HUNTSVILLE, Ala. (WHNT) — The Centers for Disease Control and Prevention (CDC) has confirmed 109 cases of hepatitis have been identified in children under the age of ten across the United States. 15 days ago, the CDC issued a nationwide health alert about an investigation underway in Alabama involving nine children with hepatitis diagnosed between October 2021 and February 2022.
Doctors could not find a common source for the cases.
“All of these patients were previously healthy, came from different parts of the state, and were hospitalized with significant liver injury without a known cause, including some with acute liver failure,” said CDC Deputy Director for Infectious Diseases Jay Butler.
All of the patients tested positive for adenovirus, a common virus that presents itself with respiratory or gastrointestinal symptoms.

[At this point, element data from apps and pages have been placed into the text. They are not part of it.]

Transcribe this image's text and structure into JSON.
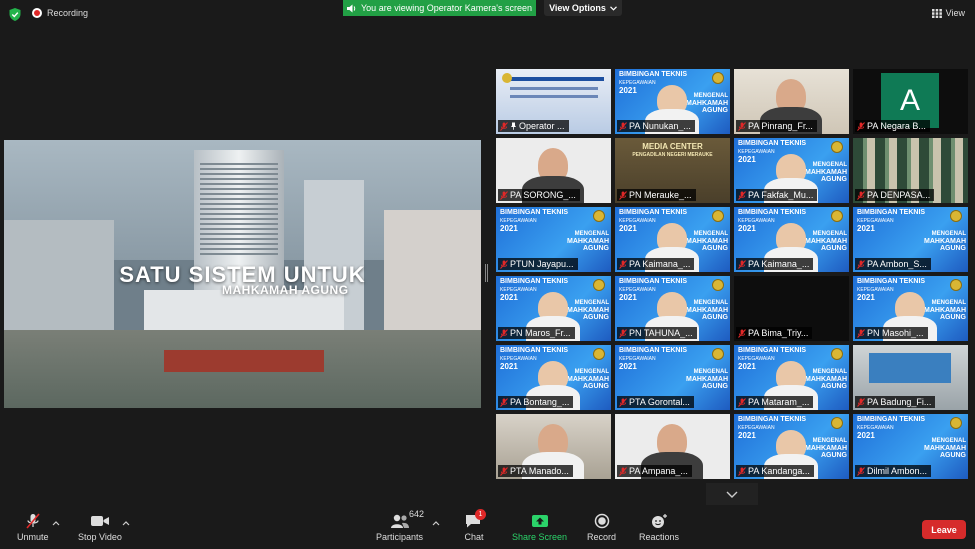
{
  "topbar": {
    "recording_label": "Recording",
    "viewing_banner": "You are viewing Operator Kamera's screen",
    "view_options_label": "View Options",
    "view_label": "View"
  },
  "shared_screen": {
    "title": "SATU SISTEM UNTUK",
    "subtitle": "MAHKAMAH AGUNG"
  },
  "banner": {
    "line1": "BIMBINGAN TEKNIS",
    "line2": "KEPEGAWAIAN",
    "year": "2021",
    "right1": "MENGENAL",
    "right2": "MAHKAMAH",
    "right3": "AGUNG"
  },
  "tiles": [
    {
      "name": "Operator ...",
      "bg": "slide",
      "active": true,
      "pinned": true
    },
    {
      "name": "PA Nunukan_...",
      "bg": "blue"
    },
    {
      "name": "PA Pinrang_Fr...",
      "bg": "room"
    },
    {
      "name": "PA Negara B...",
      "bg": "dark",
      "avatar": "A"
    },
    {
      "name": "PA SORONG_...",
      "bg": "plain"
    },
    {
      "name": "PN Merauke_...",
      "bg": "green",
      "media": "MEDIA CENTER",
      "media2": "PENGADILAN NEGERI MERAUKE"
    },
    {
      "name": "PA Fakfak_Mu...",
      "bg": "blue"
    },
    {
      "name": "PA DENPASA...",
      "bg": "shelf"
    },
    {
      "name": "PTUN Jayapu...",
      "bg": "blue"
    },
    {
      "name": "PA Kaimana_...",
      "bg": "blue"
    },
    {
      "name": "PA Kaimana_...",
      "bg": "blue"
    },
    {
      "name": "PA Ambon_S...",
      "bg": "blue"
    },
    {
      "name": "PN Maros_Fr...",
      "bg": "blue"
    },
    {
      "name": "PN TAHUNA_...",
      "bg": "blue"
    },
    {
      "name": "PA Bima_Triy...",
      "bg": "dark"
    },
    {
      "name": "PN Masohi_...",
      "bg": "blue"
    },
    {
      "name": "PA Bontang_...",
      "bg": "blue"
    },
    {
      "name": "PTA Gorontal...",
      "bg": "blue"
    },
    {
      "name": "PA Mataram_...",
      "bg": "blue"
    },
    {
      "name": "PA Badung_Fi...",
      "bg": "hall"
    },
    {
      "name": "PTA Manado...",
      "bg": "office"
    },
    {
      "name": "PA Ampana_...",
      "bg": "plain"
    },
    {
      "name": "PA Kandanga...",
      "bg": "blue"
    },
    {
      "name": "Dilmil Ambon...",
      "bg": "blue"
    }
  ],
  "toolbar": {
    "unmute": "Unmute",
    "stop_video": "Stop Video",
    "participants": "Participants",
    "participants_count": "642",
    "chat": "Chat",
    "chat_badge": "1",
    "share_screen": "Share Screen",
    "record": "Record",
    "reactions": "Reactions",
    "leave": "Leave"
  },
  "colors": {
    "viewing_banner": "#22a045",
    "share_screen_label": "#2bd36a",
    "leave_button": "#d62b2b",
    "active_speaker": "#e7d43a"
  }
}
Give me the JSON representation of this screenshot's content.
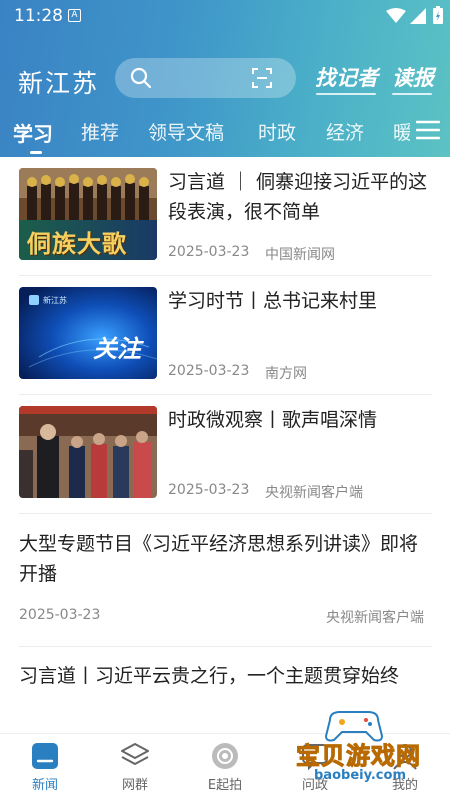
{
  "status": {
    "time": "11:28",
    "notif_glyph": "A"
  },
  "header": {
    "brand": "新江苏",
    "find_reporter": "找记者",
    "read_paper": "读报"
  },
  "tabs": [
    {
      "label": "学习",
      "active": true
    },
    {
      "label": "推荐"
    },
    {
      "label": "领导文稿"
    },
    {
      "label": "时政"
    },
    {
      "label": "经济"
    },
    {
      "label": "暖"
    }
  ],
  "news": [
    {
      "title": "习言道 ｜ 侗寨迎接习近平的这段表演，很不简单",
      "date": "2025-03-23",
      "source": "中国新闻网",
      "image_caption": "侗族大歌"
    },
    {
      "title": "学习时节丨总书记来村里",
      "date": "2025-03-23",
      "source": "南方网",
      "image_caption": "关注",
      "image_brand": "新江苏"
    },
    {
      "title": "时政微观察丨歌声唱深情",
      "date": "2025-03-23",
      "source": "央视新闻客户端"
    },
    {
      "title": "大型专题节目《习近平经济思想系列讲读》即将开播",
      "date": "2025-03-23",
      "source": "央视新闻客户端"
    },
    {
      "title": "习言道丨习近平云贵之行，一个主题贯穿始终"
    }
  ],
  "bottom_nav": [
    {
      "label": "新闻",
      "icon": "news-icon",
      "active": true
    },
    {
      "label": "网群",
      "icon": "layers-icon"
    },
    {
      "label": "E起拍",
      "icon": "camera-icon"
    },
    {
      "label": "问政",
      "icon": "chat-icon"
    },
    {
      "label": "我的",
      "icon": "user-icon"
    }
  ],
  "watermark": {
    "text": "宝贝游戏网",
    "url": "baobeiy.com"
  },
  "colors": {
    "accent": "#2a7fc0",
    "header_start": "#3a82c4",
    "header_end": "#5cc2c4"
  }
}
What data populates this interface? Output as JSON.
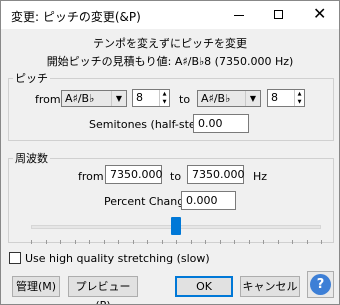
{
  "window": {
    "title": "変更: ピッチの変更(&P)",
    "minimize_glyph": "—",
    "maximize_glyph": "□",
    "close_glyph": "✕"
  },
  "header": {
    "description": "テンポを変えずにピッチを変更",
    "estimate": "開始ピッチの見積もり値: A♯/B♭8 (7350.000 Hz)"
  },
  "pitch": {
    "group_label": "ピッチ",
    "from_label": "from",
    "from_note": "A♯/B♭",
    "from_octave": "8",
    "to_label": "to",
    "to_note": "A♯/B♭",
    "to_octave": "8",
    "semitones_label": "Semitones (half-steps):",
    "semitones_value": "0.00"
  },
  "frequency": {
    "group_label": "周波数",
    "from_label": "from",
    "from_value": "7350.000",
    "to_label": "to",
    "to_value": "7350.000",
    "unit": "Hz",
    "percent_label": "Percent Change:",
    "percent_value": "0.000",
    "slider_percent": 50
  },
  "options": {
    "high_quality_label": "Use high quality stretching (slow)",
    "high_quality_checked": false
  },
  "buttons": {
    "manage": "管理(M)",
    "preview": "プレビュー(P)",
    "ok": "OK",
    "cancel": "キャンセル",
    "help": "?"
  },
  "colors": {
    "accent": "#0078d7",
    "help_button": "#3d7fd6"
  }
}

Since the CDC issued the alert, reports of cases have poured in from all over the country. More than half of the reported cases have tested positive for adenovirus 41, which usually occurs in immunocompromised patients.
“We also don’t know yet what other factors may play, such as environmental exposures, medications, or other infections the children might have,” Butler said.
The symptoms of hepatitis include vomiting, dark urine, light stool, and yellowing of the skin.
“It’s important to remember that severe hepatitis in children is rare even with the potential increase in cases that we’re reporting today,” Butler said.
Butler said the precautions to take with your children are similar to those of many diseases, including washing your hands, avoiding people who are sick and covering coughs and sneezes.
The CDC is currently investigating 109 cases of hepatitis of unknown cause in 109 children in 25 states and territories occurring over the past seven months. More than 90% of the patients were hospitalized, 14% required liver transplants, and 5 have died.
More than 200 cases have been reported outside of the U.S.